Work to complete: Among the entries below, find the lines holding "pasta" and copy them.

Exercise data:
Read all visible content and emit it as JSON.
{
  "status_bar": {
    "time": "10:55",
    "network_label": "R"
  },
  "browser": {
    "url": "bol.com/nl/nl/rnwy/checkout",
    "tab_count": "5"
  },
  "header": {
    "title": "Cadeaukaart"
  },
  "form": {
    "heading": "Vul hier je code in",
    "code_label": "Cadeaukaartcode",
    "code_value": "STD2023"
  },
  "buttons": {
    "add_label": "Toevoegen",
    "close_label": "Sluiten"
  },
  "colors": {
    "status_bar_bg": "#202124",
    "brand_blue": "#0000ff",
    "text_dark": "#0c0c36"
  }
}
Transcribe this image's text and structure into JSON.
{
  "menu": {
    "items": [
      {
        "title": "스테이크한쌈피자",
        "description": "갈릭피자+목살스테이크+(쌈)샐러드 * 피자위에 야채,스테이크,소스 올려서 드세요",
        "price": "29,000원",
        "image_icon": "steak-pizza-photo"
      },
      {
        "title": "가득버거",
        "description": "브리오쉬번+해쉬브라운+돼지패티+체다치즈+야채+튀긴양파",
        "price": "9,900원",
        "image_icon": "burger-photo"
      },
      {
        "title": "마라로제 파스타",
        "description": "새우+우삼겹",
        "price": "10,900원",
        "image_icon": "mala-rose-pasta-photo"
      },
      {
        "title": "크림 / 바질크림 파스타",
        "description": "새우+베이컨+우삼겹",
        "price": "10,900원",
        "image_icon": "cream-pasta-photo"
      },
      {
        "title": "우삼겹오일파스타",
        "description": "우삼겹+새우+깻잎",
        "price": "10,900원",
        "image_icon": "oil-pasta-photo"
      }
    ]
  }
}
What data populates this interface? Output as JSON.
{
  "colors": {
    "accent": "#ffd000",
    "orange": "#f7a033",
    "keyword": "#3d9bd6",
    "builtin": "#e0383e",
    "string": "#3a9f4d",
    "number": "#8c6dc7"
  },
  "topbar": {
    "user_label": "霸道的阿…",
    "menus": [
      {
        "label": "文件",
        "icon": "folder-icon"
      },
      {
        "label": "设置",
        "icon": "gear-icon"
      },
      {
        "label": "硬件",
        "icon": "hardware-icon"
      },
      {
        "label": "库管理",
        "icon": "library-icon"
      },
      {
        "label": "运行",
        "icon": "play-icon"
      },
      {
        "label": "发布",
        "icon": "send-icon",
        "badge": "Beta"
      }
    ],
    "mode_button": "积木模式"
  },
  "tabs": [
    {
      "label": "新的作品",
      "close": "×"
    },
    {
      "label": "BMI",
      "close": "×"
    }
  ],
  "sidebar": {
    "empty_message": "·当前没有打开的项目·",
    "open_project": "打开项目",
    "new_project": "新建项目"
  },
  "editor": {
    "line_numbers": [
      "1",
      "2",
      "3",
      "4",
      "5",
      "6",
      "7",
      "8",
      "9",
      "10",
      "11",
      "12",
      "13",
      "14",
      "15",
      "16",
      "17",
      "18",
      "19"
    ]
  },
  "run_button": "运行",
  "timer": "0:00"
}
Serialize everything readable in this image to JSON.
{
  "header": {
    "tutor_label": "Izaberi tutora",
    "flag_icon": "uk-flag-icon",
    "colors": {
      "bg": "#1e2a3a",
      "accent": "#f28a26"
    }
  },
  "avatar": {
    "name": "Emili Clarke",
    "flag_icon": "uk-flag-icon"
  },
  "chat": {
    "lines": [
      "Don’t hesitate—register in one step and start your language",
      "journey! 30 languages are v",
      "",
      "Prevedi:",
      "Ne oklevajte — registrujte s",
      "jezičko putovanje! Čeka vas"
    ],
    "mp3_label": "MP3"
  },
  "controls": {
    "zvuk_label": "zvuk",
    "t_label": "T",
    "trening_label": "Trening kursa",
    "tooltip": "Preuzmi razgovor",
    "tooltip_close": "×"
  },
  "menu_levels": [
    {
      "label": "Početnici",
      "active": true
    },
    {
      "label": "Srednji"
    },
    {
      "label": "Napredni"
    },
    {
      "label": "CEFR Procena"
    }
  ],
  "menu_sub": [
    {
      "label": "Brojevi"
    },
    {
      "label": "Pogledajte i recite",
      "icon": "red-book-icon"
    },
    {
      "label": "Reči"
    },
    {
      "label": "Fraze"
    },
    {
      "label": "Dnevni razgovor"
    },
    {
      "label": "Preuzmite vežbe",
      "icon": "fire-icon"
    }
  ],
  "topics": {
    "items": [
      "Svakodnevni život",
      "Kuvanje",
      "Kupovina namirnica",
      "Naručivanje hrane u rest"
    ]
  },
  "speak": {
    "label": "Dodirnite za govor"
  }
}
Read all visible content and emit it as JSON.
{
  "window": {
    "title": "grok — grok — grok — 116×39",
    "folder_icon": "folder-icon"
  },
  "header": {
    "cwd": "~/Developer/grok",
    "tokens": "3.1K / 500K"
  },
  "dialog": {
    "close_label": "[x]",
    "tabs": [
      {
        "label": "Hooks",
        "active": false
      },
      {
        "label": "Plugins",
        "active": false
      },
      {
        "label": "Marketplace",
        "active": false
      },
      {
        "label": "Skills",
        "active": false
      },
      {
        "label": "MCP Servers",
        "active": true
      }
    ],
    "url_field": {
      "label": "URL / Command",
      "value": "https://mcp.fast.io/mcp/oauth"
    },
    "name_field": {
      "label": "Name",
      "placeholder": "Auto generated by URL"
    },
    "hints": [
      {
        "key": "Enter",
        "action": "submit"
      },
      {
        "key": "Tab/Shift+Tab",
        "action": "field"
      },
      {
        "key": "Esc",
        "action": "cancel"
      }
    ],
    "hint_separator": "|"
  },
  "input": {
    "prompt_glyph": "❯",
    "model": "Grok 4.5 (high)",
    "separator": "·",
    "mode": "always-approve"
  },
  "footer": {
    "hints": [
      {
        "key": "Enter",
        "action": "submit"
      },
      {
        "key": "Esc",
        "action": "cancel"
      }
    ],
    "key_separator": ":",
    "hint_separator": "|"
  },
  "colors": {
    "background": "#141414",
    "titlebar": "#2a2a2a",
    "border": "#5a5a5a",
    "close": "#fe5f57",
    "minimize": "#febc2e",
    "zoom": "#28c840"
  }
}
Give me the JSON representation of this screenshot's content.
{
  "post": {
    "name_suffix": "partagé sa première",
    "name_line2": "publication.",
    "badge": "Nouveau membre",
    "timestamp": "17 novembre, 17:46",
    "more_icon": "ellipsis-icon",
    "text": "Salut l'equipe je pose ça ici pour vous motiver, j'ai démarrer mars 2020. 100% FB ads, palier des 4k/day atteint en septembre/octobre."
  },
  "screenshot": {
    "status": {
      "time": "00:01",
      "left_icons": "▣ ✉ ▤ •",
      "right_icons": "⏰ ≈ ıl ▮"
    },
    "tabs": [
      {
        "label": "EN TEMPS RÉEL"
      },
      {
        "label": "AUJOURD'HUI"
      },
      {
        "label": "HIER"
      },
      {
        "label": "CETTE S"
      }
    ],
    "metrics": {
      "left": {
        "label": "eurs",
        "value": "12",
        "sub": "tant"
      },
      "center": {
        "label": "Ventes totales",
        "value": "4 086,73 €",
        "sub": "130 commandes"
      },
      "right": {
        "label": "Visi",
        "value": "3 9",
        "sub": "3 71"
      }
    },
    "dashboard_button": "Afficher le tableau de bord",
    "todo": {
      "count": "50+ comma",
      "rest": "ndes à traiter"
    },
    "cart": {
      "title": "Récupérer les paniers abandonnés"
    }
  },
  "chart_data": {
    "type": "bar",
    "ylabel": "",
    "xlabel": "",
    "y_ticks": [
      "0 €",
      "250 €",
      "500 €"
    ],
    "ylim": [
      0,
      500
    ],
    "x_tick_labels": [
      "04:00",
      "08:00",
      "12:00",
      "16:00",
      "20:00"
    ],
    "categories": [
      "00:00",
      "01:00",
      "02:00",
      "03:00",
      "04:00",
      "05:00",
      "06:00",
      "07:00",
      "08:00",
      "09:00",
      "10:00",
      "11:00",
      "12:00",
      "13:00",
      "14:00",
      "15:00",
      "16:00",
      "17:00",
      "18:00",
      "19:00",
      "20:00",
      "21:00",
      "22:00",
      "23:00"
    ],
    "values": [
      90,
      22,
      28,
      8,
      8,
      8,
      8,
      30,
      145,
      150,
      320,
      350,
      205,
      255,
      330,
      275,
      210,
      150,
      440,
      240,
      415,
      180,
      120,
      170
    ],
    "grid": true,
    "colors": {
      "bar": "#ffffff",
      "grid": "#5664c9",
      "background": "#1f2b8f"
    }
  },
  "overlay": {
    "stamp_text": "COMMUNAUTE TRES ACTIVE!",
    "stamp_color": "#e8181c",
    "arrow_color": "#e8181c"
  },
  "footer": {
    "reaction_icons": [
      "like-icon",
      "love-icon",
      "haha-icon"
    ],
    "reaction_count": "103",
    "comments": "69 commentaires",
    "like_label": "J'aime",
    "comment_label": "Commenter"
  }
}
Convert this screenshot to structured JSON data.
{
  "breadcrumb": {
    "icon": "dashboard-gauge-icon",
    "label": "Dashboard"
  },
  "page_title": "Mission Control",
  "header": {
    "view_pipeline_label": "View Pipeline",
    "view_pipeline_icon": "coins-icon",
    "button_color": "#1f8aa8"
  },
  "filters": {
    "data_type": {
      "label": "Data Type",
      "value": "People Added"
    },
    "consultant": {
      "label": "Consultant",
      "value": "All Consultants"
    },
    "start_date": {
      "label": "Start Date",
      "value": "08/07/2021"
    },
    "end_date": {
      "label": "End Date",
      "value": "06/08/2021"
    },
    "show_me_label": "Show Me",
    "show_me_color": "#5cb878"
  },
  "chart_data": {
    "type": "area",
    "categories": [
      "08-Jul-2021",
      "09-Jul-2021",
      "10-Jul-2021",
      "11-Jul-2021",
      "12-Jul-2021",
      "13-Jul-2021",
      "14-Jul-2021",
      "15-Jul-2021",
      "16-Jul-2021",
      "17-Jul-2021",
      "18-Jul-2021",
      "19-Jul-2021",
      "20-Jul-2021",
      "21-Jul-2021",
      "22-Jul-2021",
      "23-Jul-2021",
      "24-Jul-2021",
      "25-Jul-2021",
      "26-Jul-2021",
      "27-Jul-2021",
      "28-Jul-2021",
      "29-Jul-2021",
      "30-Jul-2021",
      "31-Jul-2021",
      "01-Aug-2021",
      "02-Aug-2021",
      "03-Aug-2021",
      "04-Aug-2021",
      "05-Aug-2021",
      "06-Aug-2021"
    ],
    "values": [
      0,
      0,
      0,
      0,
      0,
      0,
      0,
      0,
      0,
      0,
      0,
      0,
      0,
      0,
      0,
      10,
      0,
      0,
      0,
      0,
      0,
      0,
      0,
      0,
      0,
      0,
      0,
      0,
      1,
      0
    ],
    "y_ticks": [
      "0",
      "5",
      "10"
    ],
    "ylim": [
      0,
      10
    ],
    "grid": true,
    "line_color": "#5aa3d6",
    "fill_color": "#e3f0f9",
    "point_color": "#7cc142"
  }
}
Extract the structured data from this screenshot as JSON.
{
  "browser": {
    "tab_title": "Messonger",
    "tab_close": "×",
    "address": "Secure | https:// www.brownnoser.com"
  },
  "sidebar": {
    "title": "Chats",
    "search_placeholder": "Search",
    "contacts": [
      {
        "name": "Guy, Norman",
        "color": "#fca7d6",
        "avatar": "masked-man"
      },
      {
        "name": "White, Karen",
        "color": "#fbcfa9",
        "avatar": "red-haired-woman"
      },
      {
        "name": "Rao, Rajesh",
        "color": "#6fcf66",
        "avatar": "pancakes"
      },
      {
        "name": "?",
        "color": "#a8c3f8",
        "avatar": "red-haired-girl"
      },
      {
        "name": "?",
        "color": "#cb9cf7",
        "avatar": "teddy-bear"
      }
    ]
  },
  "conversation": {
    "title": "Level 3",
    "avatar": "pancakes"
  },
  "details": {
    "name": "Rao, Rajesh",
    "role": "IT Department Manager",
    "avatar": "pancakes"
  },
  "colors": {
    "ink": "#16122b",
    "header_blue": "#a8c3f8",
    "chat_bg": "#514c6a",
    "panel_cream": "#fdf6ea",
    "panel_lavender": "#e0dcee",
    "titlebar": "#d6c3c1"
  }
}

Your response:
        "image_icon": "mala-rose-pasta-photo"
        "image_icon": "cream-pasta-photo"
        "image_icon": "oil-pasta-photo"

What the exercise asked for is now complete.